About this exercise:
Look for the string "Passwort" in the listing. Copy each line that has it.

Data under study:
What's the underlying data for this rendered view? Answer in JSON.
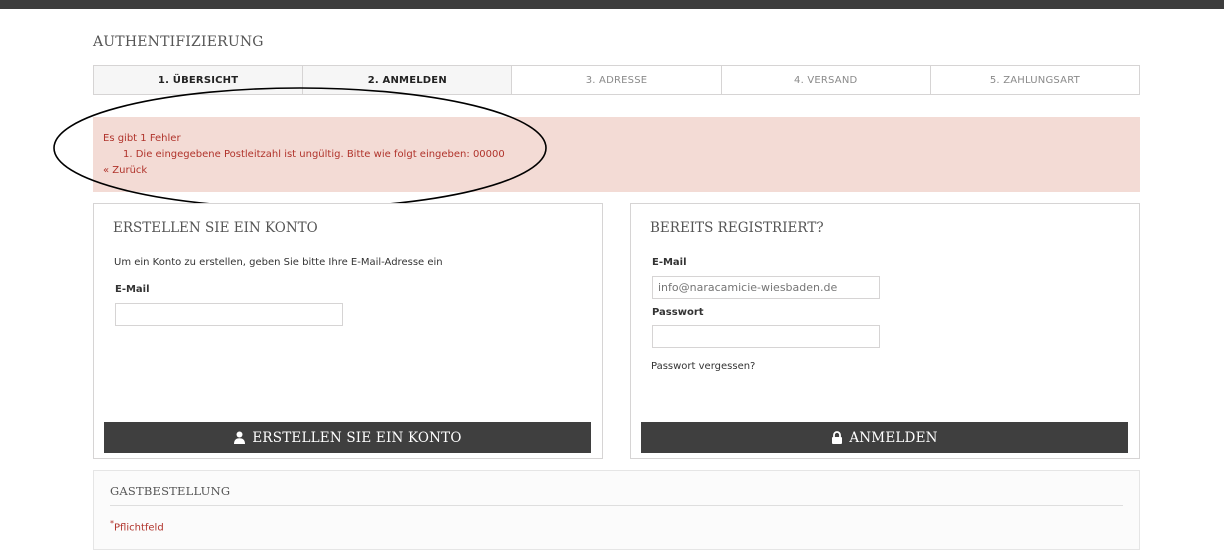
{
  "page": {
    "title": "AUTHENTIFIZIERUNG"
  },
  "steps": [
    {
      "label": "1. ÜBERSICHT",
      "state": "done"
    },
    {
      "label": "2. ANMELDEN",
      "state": "current"
    },
    {
      "label": "3. ADRESSE",
      "state": "todo"
    },
    {
      "label": "4. VERSAND",
      "state": "todo"
    },
    {
      "label": "5. ZAHLUNGSART",
      "state": "todo"
    }
  ],
  "error": {
    "summary": "Es gibt 1 Fehler",
    "items": [
      "1. Die eingegebene Postleitzahl ist ungültig. Bitte wie folgt eingeben: 00000"
    ],
    "back_link": "« Zurück"
  },
  "create_account": {
    "heading": "ERSTELLEN SIE EIN KONTO",
    "description": "Um ein Konto zu erstellen, geben Sie bitte Ihre E-Mail-Adresse ein",
    "email_label": "E-Mail",
    "email_value": "",
    "button_label": "ERSTELLEN SIE EIN KONTO",
    "button_icon": "user-icon"
  },
  "login": {
    "heading": "BEREITS REGISTRIERT?",
    "email_label": "E-Mail",
    "email_placeholder": "info@naracamicie-wiesbaden.de",
    "password_label": "Passwort",
    "password_value": "",
    "forgot_link": "Passwort vergessen?",
    "button_label": "ANMELDEN",
    "button_icon": "lock-icon"
  },
  "guest": {
    "heading": "GASTBESTELLUNG",
    "required_marker": "*",
    "required_note": "Pflichtfeld"
  },
  "colors": {
    "error_bg": "#f3dbd5",
    "error_text": "#b0332b",
    "button_bg": "#3f3f3f",
    "topbar": "#3d3d3d"
  }
}
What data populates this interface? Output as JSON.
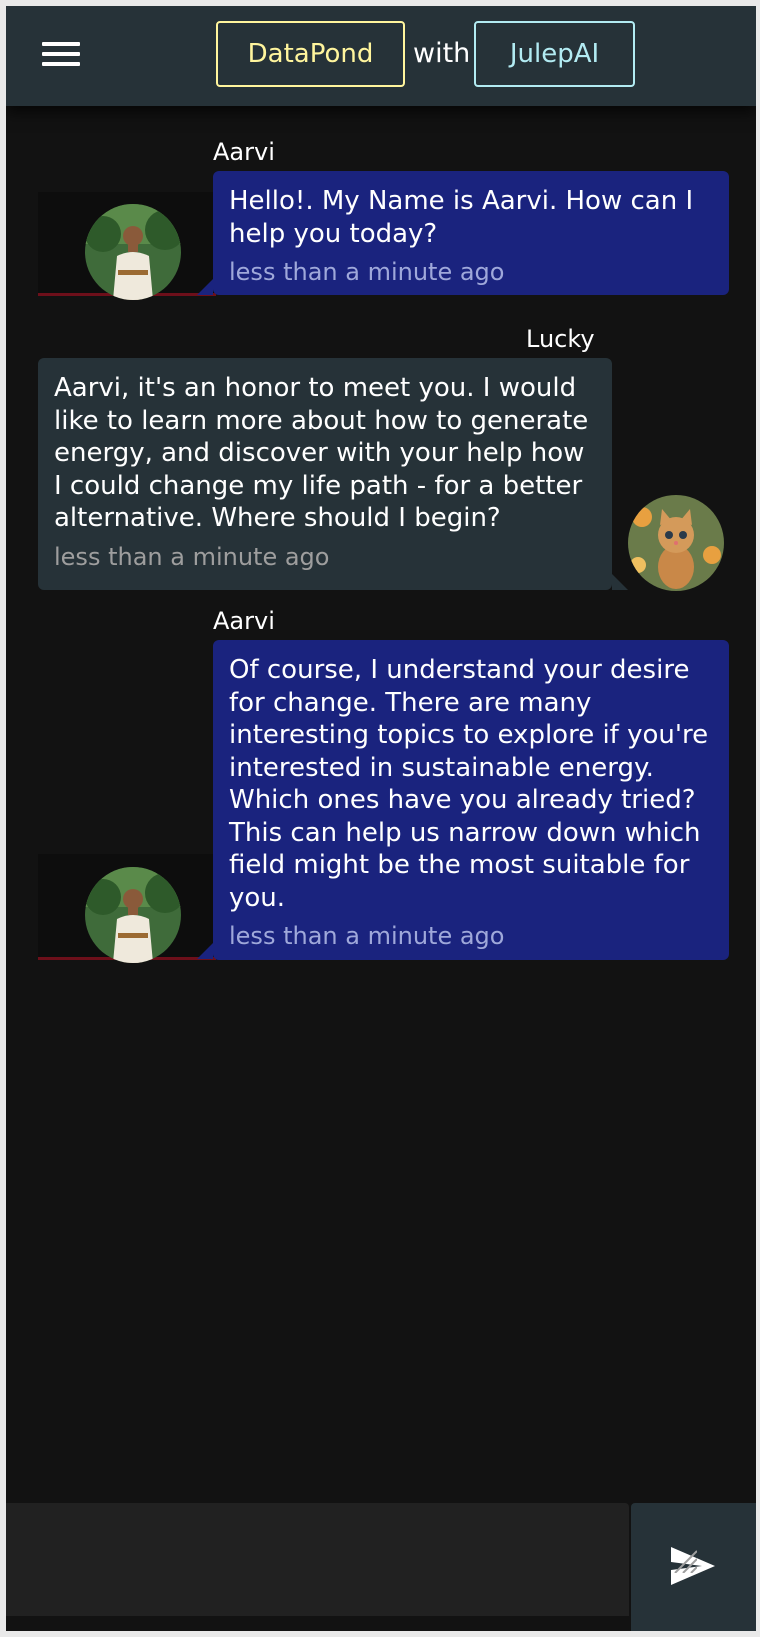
{
  "header": {
    "menu_icon": "hamburger-menu-icon",
    "left_brand": "DataPond",
    "connector": "with",
    "right_brand": "JulepAI",
    "colors": {
      "background": "#263238",
      "left_brand": "#fff59d",
      "right_brand": "#b2ebf2"
    }
  },
  "messages": [
    {
      "sender": "Aarvi",
      "role": "ai",
      "text": "Hello!. My Name is Aarvi. How can I help you today?",
      "time": "less than a minute ago",
      "avatar": "man-portrait-avatar"
    },
    {
      "sender": "Lucky",
      "role": "user",
      "text": "Aarvi, it's an honor to meet you. I would like to learn more about how to generate energy, and discover with your help how I could change my life path - for a better alternative. Where should I begin?",
      "time": "less than a minute ago",
      "avatar": "kitten-avatar"
    },
    {
      "sender": "Aarvi",
      "role": "ai",
      "text": "Of course, I understand your desire for change. There are many interesting topics to explore if you're interested in sustainable energy. Which ones have you already tried? This can help us narrow down which field might be the most suitable for you.",
      "time": "less than a minute ago",
      "avatar": "man-portrait-avatar"
    }
  ],
  "composer": {
    "value": "",
    "send_icon": "send-icon"
  },
  "colors": {
    "page_background": "#121212",
    "ai_bubble": "#1a237e",
    "user_bubble": "#263238",
    "ai_time": "#9fa8da",
    "user_time": "#9e9e9e"
  }
}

Task result:
    "password_label": "Passwort",
    "forgot_link": "Passwort vergessen?",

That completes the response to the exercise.